After Hahnemann’s death, some of his French homeopathic followers continued to try to solve the difficult problem of the chronic diseases. The first scientific help came when Claude Bernard, a French physiologist of the previous century, discovered the function of the liver as the detoxifying organ with a very important role and a decisive function in keeping the body healthy. This brought the French homeopaths to begin treatment for chronic diseases with one or more liver remedies, meaning remedies that stimulate the detoxifying function of the liver. This was the first step to solving the problem of the deficient metabolism as the cause of chronic diseases.

In the 20th century, followers of the Hahnemannian school in France and Switzerland started working on another approach: the concept of constitutional typology as a way to clinically determine the remedies best suited for a patient. It started with Nebel, a Swiss homeopath, who described three basic types: Carbonic, Fluoric, and Phosphoric. Leon Vannier, a famous French homeopath of the beginning of this century, agreed with the same three types. It was Henri Bernard who eventually established constitutional typology as a valuable diagnostic tool by determining that the Sulfur Type was the healthy form.

He accepted the three types determined by Nebel and Vannier as the basic types related to the Sulfur Type and showed how metabolic and hormonal differences created the different basic types. He also showed how the three Hahnemannian miasmic influences created more mixed types beyond the basic types. These discoveries helped form a powerful diagnostic tool and allowed for invaluable insight into the evolution of chronic disease previously unknown.

Constitutional typology helped homeopathic practitioners understand the role of metabolism, as well. It eventually became a guide for diagnosing different types of people because their constitutional tendencies predicted the kind of diseases they would develop if their metabolisms became impaired. For example, the Carbonic Type will develop sclerosis of the tissues if the liver is deficient. This means that this type will gain weight, will easily develop arteriosclerosis, retain toxins in the connective tissues that are not excreted by the liver, and start retaining water when the intoxication reaches a critical level (i.e. hydrogenoidism).

An opposite type is Natrum muriaticum, a lean type that has poor metabolic action because of tuberculinism, a concept developed by Bernard that widens the Hahnemannian concept of the psora, or first miasm. The Natrum muriaticum patient has a deficient metabolism and liver, but is unable to generate the sclerotic defense in the connective tissue and thus accumulates the toxins that the liver cannot excrete in the blood and the lymph. This causes an acute awareness of illness with almost no clues to what may cause the problem, as well as multiple underlying symptoms of intestinal, respiratory or sinus problems or a mixture of these problems.

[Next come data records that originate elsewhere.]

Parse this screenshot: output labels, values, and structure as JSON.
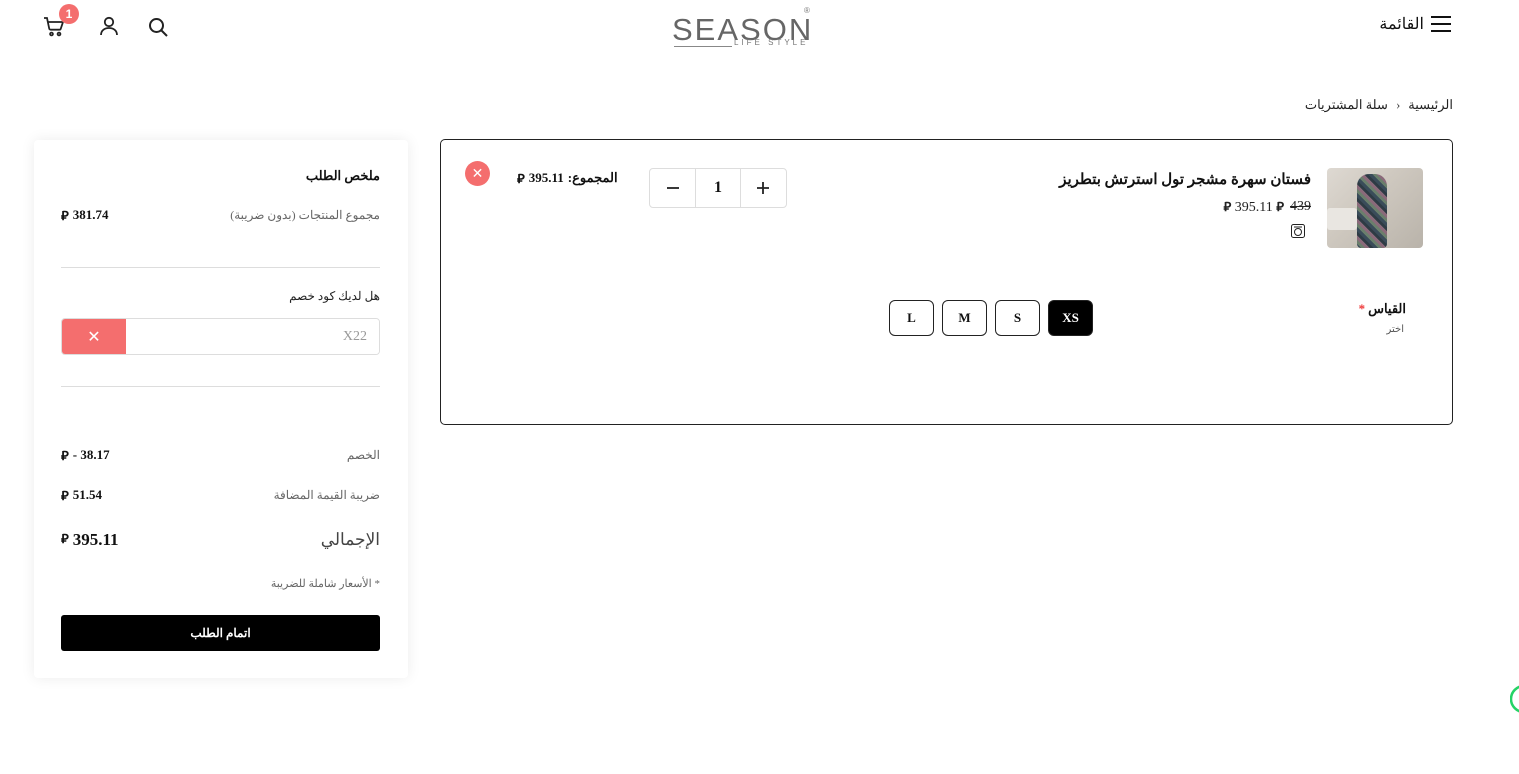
{
  "header": {
    "menu_label": "القائمة",
    "cart_count": "1",
    "logo_text": "SEASON",
    "logo_subtext": "LIFE STYLE",
    "logo_mark": "®"
  },
  "breadcrumb": {
    "home": "الرئيسية",
    "separator": "›",
    "current": "سلة المشتريات"
  },
  "cart_item": {
    "name": "فستان سهرة مشجر تول استرتش بتطريز",
    "old_price": "439",
    "price": "395.11",
    "currency_symbol": "⃁",
    "quantity": "1",
    "total_label": "المجموع:",
    "total_value": "395.11",
    "size_label": "القياس",
    "size_required_mark": "*",
    "size_hint": "اختر",
    "sizes": [
      "L",
      "M",
      "S",
      "XS"
    ],
    "selected_size": "XS",
    "remove_icon": "close-icon"
  },
  "summary": {
    "title": "ملخص الطلب",
    "subtotal_label": "مجموع المنتجات (بدون ضريبة)",
    "subtotal_value": "381.74",
    "coupon_question": "هل لديك كود خصم",
    "coupon_value": "X22",
    "discount_label": "الخصم",
    "discount_value": "38.17 -",
    "vat_label": "ضريبة القيمة المضافة",
    "vat_value": "51.54",
    "total_label": "الإجمالي",
    "total_value": "395.11",
    "tax_note": "* الأسعار شاملة للضريبة",
    "checkout_label": "اتمام الطلب"
  },
  "colors": {
    "accent_red": "#f46e6e",
    "primary_black": "#000000"
  }
}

Bernard established about a dozen basic and mixed constitutional types. I explain most of this approach in my course about clinical homeopathy. It is clear that the similimum in modern homeopathic diagnosis in chronic diseases cannot be applied successfully until a person is brought back to a state of health where a true acute disease exists, just like in the early years of Hahnemann.